- Poorly controlled diabetes. If you have diabetes, you’re already at increased risk of developing gum disease. But chronic gum disease may, in fact, make diabetes more difficult to control, as well. Infection may cause insulin resistance, which disrupts blood sugar control.
- Cardiovascular disease. Oral inflammation due to bacteria (gingivitis) may also play a role in clogged arteries and blood clots. It appears that bacteria in the mouth may cause inflammation throughout the body, including the arteries. This inflammation may serve as a base for development of atherosclerotic plaques in the arteries, possibly increasing your risk of a heart attack or stroke. Some research suggests that people with gum infections are also at increased risk of heart attack and stroke. The more severe the infection, the greater the risk appears to be. And gum disease and tooth loss may contribute to plaques in the carotid artery. In one study, 46 percent of participants who’d lost up to nine teeth had carotid artery plaque; among those who’d lost 10 or more teeth, 60 percent of them had such plaque.
- Preterm birth. Severe gum disease may increase the risk of preterm delivery and giving birth to a low birth weight baby. The theory is that oral bacteria release toxins, which reach the placenta through the mother’s bloodstream and interfere with the growth and development of the fetus.

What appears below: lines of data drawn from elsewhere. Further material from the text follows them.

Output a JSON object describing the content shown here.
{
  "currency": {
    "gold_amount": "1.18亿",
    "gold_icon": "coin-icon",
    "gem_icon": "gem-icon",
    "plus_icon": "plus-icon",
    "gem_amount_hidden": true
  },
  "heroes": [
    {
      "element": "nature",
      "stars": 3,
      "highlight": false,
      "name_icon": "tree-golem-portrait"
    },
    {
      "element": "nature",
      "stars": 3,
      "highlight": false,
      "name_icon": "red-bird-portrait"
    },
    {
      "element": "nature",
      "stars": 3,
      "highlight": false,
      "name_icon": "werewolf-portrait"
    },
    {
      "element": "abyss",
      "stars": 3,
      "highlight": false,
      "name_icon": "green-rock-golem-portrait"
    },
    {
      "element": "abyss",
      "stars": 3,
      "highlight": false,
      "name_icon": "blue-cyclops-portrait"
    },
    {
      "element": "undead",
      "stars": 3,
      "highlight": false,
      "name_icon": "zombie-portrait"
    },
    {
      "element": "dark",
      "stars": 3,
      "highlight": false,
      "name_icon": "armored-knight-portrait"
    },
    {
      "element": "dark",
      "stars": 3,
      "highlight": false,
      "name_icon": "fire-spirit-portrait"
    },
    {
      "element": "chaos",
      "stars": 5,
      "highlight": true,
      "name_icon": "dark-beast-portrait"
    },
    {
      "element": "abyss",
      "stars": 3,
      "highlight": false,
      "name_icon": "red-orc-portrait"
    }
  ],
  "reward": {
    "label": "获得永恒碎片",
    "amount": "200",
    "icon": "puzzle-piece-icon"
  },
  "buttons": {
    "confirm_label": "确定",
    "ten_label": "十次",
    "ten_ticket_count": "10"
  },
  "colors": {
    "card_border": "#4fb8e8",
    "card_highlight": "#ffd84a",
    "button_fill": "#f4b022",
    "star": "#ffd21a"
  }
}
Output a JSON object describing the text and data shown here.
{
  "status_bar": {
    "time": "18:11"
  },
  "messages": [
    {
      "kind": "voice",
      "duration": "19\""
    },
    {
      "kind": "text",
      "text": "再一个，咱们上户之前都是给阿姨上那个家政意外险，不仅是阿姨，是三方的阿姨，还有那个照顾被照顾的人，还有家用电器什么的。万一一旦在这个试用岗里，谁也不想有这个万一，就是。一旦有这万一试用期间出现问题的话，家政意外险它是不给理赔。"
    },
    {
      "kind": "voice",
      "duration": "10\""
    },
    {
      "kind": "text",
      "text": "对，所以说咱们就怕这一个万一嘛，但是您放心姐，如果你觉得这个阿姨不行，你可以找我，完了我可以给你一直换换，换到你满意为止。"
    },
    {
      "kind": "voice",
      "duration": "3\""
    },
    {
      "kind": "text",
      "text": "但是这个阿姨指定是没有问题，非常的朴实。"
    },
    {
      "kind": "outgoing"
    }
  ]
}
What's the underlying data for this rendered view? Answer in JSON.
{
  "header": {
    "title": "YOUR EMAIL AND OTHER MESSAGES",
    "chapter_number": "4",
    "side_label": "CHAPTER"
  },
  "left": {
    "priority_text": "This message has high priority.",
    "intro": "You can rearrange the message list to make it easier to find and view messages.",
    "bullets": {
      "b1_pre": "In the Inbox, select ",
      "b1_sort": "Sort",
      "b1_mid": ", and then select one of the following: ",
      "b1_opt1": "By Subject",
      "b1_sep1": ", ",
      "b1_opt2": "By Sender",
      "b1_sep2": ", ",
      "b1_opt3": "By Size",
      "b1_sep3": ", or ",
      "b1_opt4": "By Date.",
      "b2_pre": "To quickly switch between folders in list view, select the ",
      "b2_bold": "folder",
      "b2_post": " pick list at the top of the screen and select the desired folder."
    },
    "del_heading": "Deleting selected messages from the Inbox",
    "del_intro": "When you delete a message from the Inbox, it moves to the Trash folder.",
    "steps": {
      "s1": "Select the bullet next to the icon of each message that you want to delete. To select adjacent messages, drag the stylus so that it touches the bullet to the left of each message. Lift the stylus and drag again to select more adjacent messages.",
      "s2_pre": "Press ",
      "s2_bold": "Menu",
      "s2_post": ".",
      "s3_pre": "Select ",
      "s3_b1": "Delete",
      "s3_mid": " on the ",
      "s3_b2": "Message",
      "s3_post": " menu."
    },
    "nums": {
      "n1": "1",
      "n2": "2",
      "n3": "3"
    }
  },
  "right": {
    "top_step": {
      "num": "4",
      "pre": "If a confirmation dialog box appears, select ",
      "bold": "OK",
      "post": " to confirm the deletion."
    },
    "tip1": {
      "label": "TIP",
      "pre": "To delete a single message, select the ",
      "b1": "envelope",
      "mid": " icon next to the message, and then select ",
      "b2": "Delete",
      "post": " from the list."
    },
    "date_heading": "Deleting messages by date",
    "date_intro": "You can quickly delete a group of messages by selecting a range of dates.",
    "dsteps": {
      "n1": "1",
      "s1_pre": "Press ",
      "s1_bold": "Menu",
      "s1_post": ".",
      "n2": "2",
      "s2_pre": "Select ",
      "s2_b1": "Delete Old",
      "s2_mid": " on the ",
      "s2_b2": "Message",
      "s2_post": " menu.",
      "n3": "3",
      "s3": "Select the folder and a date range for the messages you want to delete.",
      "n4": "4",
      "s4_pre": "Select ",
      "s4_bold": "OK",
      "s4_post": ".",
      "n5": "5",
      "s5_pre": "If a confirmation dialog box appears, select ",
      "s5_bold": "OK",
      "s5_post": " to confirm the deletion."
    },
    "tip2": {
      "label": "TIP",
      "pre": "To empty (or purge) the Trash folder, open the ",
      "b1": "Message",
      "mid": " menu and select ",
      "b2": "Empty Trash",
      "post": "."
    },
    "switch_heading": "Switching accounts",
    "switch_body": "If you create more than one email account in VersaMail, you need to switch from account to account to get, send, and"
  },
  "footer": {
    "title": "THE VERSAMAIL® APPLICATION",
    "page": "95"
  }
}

At the same time, the oral infection causes the mother to produce labour-triggering substances too quickly, potentially triggering premature labour and birth.
5 Tips to Keep Your Oral Flora and Good Mouth Bacteria in Balance
- Add more fibre to your diet, including prebiotic.
- Eat probiotic fermented foods.
- Brush and floss your teeth daily.
- If your gums bleed, book a dental appointment right away.
- Take an oral probiotic.
Info from the Practice of Dr Emayne en Marais in Pretoria, South Africa.
Pierre van Niekerk ©